swms, writing swms, ohsHere’s 6 steps we use when writing Safe Work Method Statements (SWMS).

1. Title Page

When preparing the title page of a SWMS it is important the following information is available to the reader.

  • Work Activity
  • Project Name
  • Project Address
  • Client
  • Persons involved in the development & Approval of the SWMS
  • Company Name
  • Company Address
  • Company ABN
  • Equipment Used
  • Training/Licensing
  • Hazardous Substances
  • Permits to Work
  • High Risk Work
  • PPE Required
  • Legislation/Standards Referenced when preparing document

2. Risk Matrix

A SWMS should contain a risk matrix that outlines how the hazards will be assessed and rated in terms of consequence and likelihood and what each rating corresponds to in a matric table.

  • Step 1. – Identify the credible consequence for each unwanted event
  • Step 2. – Determine the likelihood of the event occurring and it resulting in the consequence
  • Step 3. – Utilise the risk matrix to identify the risk and risk rating.

3. SWMS Body

The body of the SWMS should be tabular in form and contain the following headings

  • Activity Step – 1,2,3,4 etc.
  • Activity Process – Job Planning/Induction, Initial Site R.A, Delivery of Materials
  • Possible Activity Hazards – Crush injury from plant collisions, Impact injury from falling loads, Electrocution via Overhead Lines etc.
  • Initial Risk Score – The corresponding risk score for the hazard, before controls, from the matrix as calculated by the person preparing the SWMS
  • Control Measures – What measures are being taken to reduce both the consequence and likelihood of the risk. Control measures should be identified in line with the hierarchy of control. Elimination – Substitution – Engineering – Admin – PPE
  • Residual Risk Score – The corresponding risk score for the hazard, after controls, from the matrix as calculated by the person preparing the SWMS
  • Control Responsibility – Who has the responsibility of implementing the controls

4. SWMS Work Team Sign On

All employees involved in the works activities must sign onto the SWMS document to acknowledge:

  • They have been given the opportunity of SWMS input
  • Read and agree with the contents
  • Agree to use and work kin accordance with the SWMS
  • Will stop immediately if the SWMS cannot be followed

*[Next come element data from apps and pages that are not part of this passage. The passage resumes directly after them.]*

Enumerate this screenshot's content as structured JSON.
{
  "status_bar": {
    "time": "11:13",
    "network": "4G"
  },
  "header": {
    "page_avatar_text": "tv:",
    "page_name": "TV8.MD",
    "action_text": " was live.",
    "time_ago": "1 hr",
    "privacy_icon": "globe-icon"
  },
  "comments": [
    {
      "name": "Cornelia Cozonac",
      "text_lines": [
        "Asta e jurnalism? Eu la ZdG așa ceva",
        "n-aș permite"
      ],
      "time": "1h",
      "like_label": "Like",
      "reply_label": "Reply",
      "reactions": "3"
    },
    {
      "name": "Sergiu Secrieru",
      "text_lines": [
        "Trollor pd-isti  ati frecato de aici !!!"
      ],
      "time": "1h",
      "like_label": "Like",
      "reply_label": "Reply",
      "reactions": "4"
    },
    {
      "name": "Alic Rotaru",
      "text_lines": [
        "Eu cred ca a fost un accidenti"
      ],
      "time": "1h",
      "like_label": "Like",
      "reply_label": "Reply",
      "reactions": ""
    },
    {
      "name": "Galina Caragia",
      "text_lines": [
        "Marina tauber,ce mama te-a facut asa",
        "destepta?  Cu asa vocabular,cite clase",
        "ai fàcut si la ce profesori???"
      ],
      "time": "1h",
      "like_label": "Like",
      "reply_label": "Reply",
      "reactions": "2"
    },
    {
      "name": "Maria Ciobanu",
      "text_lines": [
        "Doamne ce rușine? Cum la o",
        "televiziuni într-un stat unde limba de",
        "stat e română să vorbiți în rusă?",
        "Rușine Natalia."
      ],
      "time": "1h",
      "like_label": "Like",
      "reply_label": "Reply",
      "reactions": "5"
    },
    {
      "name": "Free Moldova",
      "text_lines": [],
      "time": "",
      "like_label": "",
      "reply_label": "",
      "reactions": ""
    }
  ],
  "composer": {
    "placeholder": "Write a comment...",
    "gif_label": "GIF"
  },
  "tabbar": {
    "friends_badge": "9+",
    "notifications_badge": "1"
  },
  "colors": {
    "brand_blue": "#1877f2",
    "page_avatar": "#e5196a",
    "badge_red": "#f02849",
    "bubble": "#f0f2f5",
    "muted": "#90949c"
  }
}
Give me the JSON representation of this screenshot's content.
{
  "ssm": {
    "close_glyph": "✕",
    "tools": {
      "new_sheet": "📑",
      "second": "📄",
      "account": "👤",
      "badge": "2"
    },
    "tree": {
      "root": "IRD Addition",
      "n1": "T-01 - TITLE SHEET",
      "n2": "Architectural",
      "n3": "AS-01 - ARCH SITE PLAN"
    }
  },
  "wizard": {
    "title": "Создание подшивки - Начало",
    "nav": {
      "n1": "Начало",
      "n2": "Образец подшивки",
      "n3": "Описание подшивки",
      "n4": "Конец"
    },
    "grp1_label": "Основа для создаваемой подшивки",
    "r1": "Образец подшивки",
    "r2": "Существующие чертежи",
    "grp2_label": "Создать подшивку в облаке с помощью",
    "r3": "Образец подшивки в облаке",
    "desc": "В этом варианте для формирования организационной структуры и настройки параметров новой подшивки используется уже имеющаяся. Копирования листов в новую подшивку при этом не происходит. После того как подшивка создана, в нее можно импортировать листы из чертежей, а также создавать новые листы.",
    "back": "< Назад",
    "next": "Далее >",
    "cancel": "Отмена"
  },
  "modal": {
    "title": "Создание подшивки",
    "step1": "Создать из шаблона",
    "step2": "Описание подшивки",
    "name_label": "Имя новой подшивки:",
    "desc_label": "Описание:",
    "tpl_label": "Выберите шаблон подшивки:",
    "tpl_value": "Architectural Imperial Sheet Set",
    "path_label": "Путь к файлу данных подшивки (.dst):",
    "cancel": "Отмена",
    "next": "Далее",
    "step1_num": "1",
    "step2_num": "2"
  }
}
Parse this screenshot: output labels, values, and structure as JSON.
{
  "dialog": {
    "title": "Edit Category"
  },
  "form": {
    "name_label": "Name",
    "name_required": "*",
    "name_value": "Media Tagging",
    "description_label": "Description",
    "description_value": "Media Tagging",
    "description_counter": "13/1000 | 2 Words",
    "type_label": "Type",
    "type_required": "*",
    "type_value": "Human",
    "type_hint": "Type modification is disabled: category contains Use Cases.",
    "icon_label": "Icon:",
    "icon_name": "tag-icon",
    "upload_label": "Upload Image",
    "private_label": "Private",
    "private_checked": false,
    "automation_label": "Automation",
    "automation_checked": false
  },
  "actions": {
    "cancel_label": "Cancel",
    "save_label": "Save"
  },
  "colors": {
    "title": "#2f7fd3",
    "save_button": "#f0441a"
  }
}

This section is usually tabular in form and with the following headings:

  • Employee Name
  • Employee Signature
  • Date

5. SWMS Amendments Page

A blank SWMS body page with the same headings as the SWMS body above should be available in the rear of the SWMS or at the end of the SWMS initial body to allow for additional/variation work activity SWMS input.

6. SWMS Amendments Work Team Sign On Page

All employees involved in the additional/variation works must review the amended SWMS section and sign on to the SWMS amendment sign on page.

Posted By: Cathal Uniacke – cathal@custodiansafety.com.au